Graven Images

by Jodi Barnes

Mother hated a crucifix. Graven, she said. Evidence that Catholics weren't saved, just stuck in ceremony. Jesus had risen and anyone who had to pray in Latin, count beads or confess to robed men who took orders from a monarch didn't know heaven from heathen. Plus they were drunks.

In late spring of my seventh-grade year, Susan Dooley invited me to my first girl-boy party. She lived near the golf course. Her sister would get plenty of beer. Twelve of us girls, forgotten supper, swallowing Pabst like water, allowing boys — some in eighth grade — to pin our innocence to the green, their tongues imparting salacious prayers, their hands fumbling at our wide white belts.
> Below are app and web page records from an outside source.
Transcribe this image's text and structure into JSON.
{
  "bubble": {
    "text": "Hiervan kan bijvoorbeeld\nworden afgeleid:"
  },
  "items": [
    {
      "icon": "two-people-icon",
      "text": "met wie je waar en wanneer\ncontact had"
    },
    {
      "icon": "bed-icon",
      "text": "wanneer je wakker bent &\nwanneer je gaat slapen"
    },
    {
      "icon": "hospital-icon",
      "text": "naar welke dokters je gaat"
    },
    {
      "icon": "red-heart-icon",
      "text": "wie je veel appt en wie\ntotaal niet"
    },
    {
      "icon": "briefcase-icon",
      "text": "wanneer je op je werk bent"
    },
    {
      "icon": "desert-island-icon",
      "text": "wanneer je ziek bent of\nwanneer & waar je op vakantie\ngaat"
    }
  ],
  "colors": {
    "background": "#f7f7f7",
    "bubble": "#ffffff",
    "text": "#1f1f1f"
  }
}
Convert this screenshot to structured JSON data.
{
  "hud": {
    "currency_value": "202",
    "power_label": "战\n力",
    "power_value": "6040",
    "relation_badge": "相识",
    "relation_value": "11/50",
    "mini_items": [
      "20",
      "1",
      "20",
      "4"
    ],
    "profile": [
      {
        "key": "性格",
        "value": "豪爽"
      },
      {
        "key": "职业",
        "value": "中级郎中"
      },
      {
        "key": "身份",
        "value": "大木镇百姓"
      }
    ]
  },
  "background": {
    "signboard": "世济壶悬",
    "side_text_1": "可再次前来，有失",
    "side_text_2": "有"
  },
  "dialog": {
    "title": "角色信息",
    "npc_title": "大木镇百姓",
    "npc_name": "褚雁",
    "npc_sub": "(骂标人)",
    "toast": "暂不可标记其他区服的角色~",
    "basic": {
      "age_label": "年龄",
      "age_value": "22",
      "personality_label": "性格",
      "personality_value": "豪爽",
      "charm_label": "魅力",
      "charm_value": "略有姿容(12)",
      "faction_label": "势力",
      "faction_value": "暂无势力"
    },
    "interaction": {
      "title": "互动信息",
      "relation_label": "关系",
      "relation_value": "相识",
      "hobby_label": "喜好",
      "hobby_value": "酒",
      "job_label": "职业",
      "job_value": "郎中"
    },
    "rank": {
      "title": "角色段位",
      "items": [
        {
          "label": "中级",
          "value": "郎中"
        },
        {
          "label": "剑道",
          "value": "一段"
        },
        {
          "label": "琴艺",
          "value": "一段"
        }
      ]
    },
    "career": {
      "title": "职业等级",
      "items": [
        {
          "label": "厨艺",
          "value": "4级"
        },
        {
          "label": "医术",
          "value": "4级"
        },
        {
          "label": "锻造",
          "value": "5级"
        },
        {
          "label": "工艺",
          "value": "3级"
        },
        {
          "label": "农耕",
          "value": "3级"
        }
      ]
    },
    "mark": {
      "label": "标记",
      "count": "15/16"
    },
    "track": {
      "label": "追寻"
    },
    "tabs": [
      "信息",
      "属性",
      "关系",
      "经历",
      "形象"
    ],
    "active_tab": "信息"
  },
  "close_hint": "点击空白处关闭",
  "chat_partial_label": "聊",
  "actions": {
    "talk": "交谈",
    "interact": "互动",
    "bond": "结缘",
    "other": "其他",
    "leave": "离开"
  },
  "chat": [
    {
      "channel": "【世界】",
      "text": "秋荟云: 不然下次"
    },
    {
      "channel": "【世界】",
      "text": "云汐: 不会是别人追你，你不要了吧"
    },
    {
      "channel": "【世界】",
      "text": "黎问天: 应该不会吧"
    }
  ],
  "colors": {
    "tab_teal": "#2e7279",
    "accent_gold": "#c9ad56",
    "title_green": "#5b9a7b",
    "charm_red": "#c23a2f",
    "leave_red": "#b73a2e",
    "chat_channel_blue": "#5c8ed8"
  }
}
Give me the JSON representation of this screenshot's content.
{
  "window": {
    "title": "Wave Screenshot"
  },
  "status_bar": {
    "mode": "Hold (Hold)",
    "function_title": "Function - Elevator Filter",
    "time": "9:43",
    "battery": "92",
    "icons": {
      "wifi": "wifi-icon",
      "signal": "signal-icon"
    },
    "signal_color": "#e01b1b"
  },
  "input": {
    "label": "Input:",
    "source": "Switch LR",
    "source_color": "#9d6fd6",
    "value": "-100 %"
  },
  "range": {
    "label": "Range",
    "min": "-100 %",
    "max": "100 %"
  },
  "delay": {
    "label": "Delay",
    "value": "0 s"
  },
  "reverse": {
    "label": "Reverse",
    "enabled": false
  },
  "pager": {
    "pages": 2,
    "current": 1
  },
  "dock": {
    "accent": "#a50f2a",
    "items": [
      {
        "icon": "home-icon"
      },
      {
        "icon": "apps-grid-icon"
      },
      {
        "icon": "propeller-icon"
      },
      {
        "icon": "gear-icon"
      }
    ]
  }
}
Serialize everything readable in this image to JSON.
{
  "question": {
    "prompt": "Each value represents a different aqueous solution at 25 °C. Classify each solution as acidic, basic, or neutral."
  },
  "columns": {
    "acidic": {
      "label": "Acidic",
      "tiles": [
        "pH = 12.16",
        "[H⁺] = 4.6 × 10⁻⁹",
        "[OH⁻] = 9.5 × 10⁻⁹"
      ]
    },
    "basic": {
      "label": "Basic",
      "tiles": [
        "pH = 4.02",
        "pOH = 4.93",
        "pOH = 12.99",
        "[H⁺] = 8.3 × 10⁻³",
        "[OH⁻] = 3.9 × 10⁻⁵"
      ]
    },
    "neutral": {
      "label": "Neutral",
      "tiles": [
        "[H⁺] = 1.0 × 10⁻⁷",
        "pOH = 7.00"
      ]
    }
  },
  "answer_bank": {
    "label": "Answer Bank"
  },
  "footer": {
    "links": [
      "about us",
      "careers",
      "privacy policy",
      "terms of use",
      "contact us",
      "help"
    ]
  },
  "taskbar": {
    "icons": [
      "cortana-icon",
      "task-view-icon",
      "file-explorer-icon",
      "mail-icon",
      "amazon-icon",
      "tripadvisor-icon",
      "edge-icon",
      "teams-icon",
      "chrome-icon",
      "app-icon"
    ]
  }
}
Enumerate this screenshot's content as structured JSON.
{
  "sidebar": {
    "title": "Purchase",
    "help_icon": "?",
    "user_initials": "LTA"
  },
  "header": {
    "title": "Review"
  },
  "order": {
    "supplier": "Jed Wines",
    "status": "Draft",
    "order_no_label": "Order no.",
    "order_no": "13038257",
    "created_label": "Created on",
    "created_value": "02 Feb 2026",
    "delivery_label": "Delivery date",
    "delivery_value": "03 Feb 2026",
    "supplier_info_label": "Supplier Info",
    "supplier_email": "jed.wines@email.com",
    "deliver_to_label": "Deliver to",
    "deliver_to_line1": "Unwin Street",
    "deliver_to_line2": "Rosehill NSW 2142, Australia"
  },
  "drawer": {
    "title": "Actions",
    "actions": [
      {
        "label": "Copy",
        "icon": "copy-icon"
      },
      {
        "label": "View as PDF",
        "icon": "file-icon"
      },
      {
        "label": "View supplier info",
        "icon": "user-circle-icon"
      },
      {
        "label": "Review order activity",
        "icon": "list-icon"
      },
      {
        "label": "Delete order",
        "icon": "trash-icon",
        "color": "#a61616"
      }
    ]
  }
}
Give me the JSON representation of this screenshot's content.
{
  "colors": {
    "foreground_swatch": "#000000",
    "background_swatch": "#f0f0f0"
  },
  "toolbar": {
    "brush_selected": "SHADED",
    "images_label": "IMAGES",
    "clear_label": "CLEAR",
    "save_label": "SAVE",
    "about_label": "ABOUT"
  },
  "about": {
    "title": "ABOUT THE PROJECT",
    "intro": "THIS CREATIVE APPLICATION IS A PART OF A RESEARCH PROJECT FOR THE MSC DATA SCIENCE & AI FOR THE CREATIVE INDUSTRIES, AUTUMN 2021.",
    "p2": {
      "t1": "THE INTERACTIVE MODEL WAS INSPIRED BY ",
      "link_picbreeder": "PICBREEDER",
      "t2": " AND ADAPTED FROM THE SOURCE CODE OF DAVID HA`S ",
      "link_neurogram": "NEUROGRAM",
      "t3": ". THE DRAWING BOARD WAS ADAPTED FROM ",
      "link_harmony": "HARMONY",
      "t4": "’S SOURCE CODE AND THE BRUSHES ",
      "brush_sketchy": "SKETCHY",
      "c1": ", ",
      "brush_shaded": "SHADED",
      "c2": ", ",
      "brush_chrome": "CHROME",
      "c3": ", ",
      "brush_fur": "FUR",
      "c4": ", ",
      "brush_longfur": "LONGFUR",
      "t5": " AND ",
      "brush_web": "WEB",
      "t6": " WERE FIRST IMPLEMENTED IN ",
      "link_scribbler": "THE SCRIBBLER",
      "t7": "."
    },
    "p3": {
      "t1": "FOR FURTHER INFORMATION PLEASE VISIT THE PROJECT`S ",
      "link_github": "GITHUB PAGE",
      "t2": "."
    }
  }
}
Kim and I threw up before Sue's sister switched on the porch light. We lined up, entered with wobbling reverence. The Dooley's dark hallway went on for miles; I imagined purgatory. Would Mother find out? My eyes began to adapt. Above my head, just out of reach, Jesus dripped from a cross.